Lawrenceville, Georgia-based housing publisher Network Communications Inc. has struck an agreement with the majority of its shareholders over a balance sheet restructuring to reduce the company’s outstanding indebtedness from approximately $300 million to approximately $115 million, as well as slash its annual interest expense. The new restructuring agreement includes the extension and amendment of the company’s existing revolving loan and term loan facilities; the cancellation of NCI’s outstanding 10-3/4 senior notes due 2013 in the aggregate principal amount of $175 million in exchange for 100 percent of the new common stock of NCI and new senior subordinated pay-in-kind notes in an aggregate principal amount of up to $45 million; the cancellation of NCI’s 12 percent senior subordinated notes, due 2013, in the aggregate principal amount of $25 million (accredited to approximately $49 million) in exchange for a portion of the warrants to purchase 5 percent of the New Common Stock of NCI at an exercise price that implies a total enterprise value of $200 million; and the cancellation of the company’s existing equity interests in exchange for a portion of the warrants. In June, NCI defaulted on its interest payment on its 10-3/4 senior notes due 2013, which prompted the restructuring negotiations.
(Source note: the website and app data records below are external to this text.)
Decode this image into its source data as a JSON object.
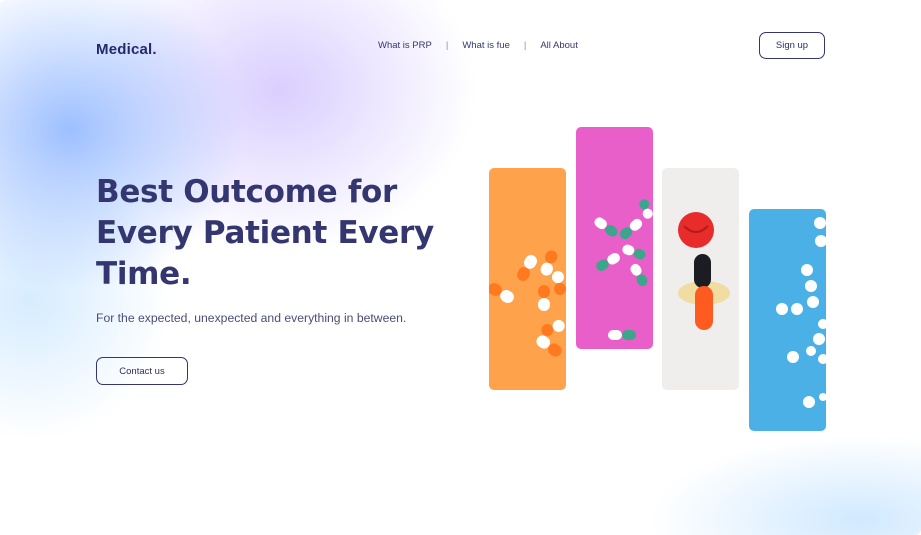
{
  "header": {
    "brand": "Medical.",
    "nav": [
      {
        "label": "What is PRP"
      },
      {
        "label": "What is fue"
      },
      {
        "label": "All About"
      }
    ],
    "nav_separator": "|",
    "signup_label": "Sign up"
  },
  "hero": {
    "title_lines": [
      "Best Outcome for",
      "Every Patient Every",
      "Time."
    ],
    "subtitle": "For the expected, unexpected and everything in between.",
    "cta_label": "Contact us"
  },
  "panels": [
    {
      "name": "orange-pills-panel",
      "color": "#ffa24c",
      "content": "orange-white-capsules"
    },
    {
      "name": "pink-pills-panel",
      "color": "#e95fc9",
      "content": "green-white-capsules"
    },
    {
      "name": "grey-pills-panel",
      "color": "#f0eeed",
      "content": "red-and-orange-capsules"
    },
    {
      "name": "blue-pills-panel",
      "color": "#4ab0e6",
      "content": "white-round-tablets"
    }
  ],
  "colors": {
    "primary_text": "#34366f",
    "brand": "#25296b",
    "body_text": "#4a4d77"
  }
}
According to the company’s most recent financial statement filed with the SEC, NCI reported a net loss of $10.5 million through its fiscal third quarter (period ended December 6), compared to a loss of $83.4 during the same period the prior year. Revenues were $105.1 million, a decline of 24.2 percent.In January 2010, NCI chairman and CEO Dan McCarthy and CFO Gerry Parker signed new five-year contracts with Court Square Capital Partners, the owners of NCI.
AOL has hired Cyndi Stivers as its new homepage editor-in-chief. Her appointment signals the company’s efforts to remake AOL.com as a destination site that more effectively curates content from its network of brands.Starting in June, Stivers will head up the editorial programming on AOL’s homepage, its associated apps and syndicated feeds, says Chris Grosso, AOL’s senior vice president and general manager of AOL homepages.Stivers, who will report to Grosso, is currently editor-in-chief of Columbia Journalism Review, a post she took in late 2011 after leaving Time Inc. earlier in the year following the Jack Griffin shake-up. “As we evolve AOL.com as a content destination, we will look to Cyndi to ensure the site showcases the most compelling stories relevant to our viewers and drive a distinctive editorial voice,” says Grosso. “We’ll also be relying on her creativity to help us ignite our live programming and add more opportunities for visitors to engage with each other around our content.”Stivers was a founding editor of Time Out New York and later joined Martha Stewart Living Omnimedia to help launch the company’s Sirius satellite ratio channel, where she worked with then president and CEO Susan Lyne, currently AOL’s brand group CEO.